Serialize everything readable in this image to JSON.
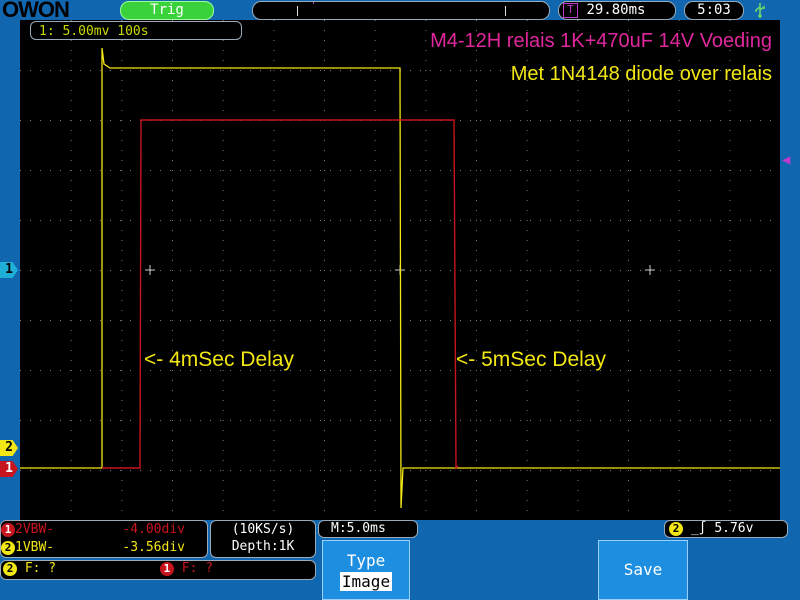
{
  "brand": "OWON",
  "trigger_status": "Trig",
  "trigger_position": "29.80ms",
  "clock": "5:03",
  "channel_info": "1: 5.00mv 100s",
  "title_line1": "M4-12H relais 1K+470uF 14V Voeding",
  "title_line2": "Met 1N4148 diode over relais",
  "annotation_left": "<- 4mSec Delay",
  "annotation_right": "<- 5mSec Delay",
  "markers": {
    "ch1": "1",
    "ch2": "2",
    "ref": "1"
  },
  "vertical": {
    "row1_label": "2VBW-",
    "row1_value": "-4.00div",
    "row1_num": "1",
    "row2_label": "1VBW-",
    "row2_value": "-3.56div",
    "row2_num": "2"
  },
  "sample": {
    "rate": "(10KS/s)",
    "depth": "Depth:1K"
  },
  "timebase": "M:5.0ms",
  "trigger_info": {
    "channel": "2",
    "level": "5.76v"
  },
  "freq": {
    "ch2_num": "2",
    "ch2": "F:  ?",
    "ch1_num": "1",
    "ch1": "F:  ?"
  },
  "menu": {
    "type_label": "Type",
    "type_value": "Image",
    "save_label": "Save"
  },
  "colors": {
    "ch_yellow": "#f2e614",
    "ch_red": "#c8141e",
    "title_magenta": "#e0279e"
  },
  "icons": {
    "usb": "usb-icon",
    "trigger_edge": "rising-edge-icon"
  }
}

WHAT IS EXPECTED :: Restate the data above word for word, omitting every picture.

TASK RESULT ::
Serialize everything readable in this image to JSON.
{
  "brand": "OWON",
  "trigger_status": "Trig",
  "trigger_position": "29.80ms",
  "clock": "5:03",
  "channel_info": "1: 5.00mv 100s",
  "title_line1": "M4-12H relais 1K+470uF 14V Voeding",
  "title_line2": "Met 1N4148 diode over relais",
  "annotation_left": "<- 4mSec Delay",
  "annotation_right": "<- 5mSec Delay",
  "markers": {
    "ch1": "1",
    "ch2": "2",
    "ref": "1"
  },
  "vertical": {
    "row1_label": "2VBW-",
    "row1_value": "-4.00div",
    "row1_num": "1",
    "row2_label": "1VBW-",
    "row2_value": "-3.56div",
    "row2_num": "2"
  },
  "sample": {
    "rate": "(10KS/s)",
    "depth": "Depth:1K"
  },
  "timebase": "M:5.0ms",
  "trigger_info": {
    "channel": "2",
    "level": "5.76v"
  },
  "freq": {
    "ch2_num": "2",
    "ch2": "F:  ?",
    "ch1_num": "1",
    "ch1": "F:  ?"
  },
  "menu": {
    "type_label": "Type",
    "type_value": "Image",
    "save_label": "Save"
  },
  "colors": {
    "ch_yellow": "#f2e614",
    "ch_red": "#c8141e",
    "title_magenta": "#e0279e"
  },
  "icons": {
    "usb": "usb-icon",
    "trigger_edge": "rising-edge-icon"
  }
}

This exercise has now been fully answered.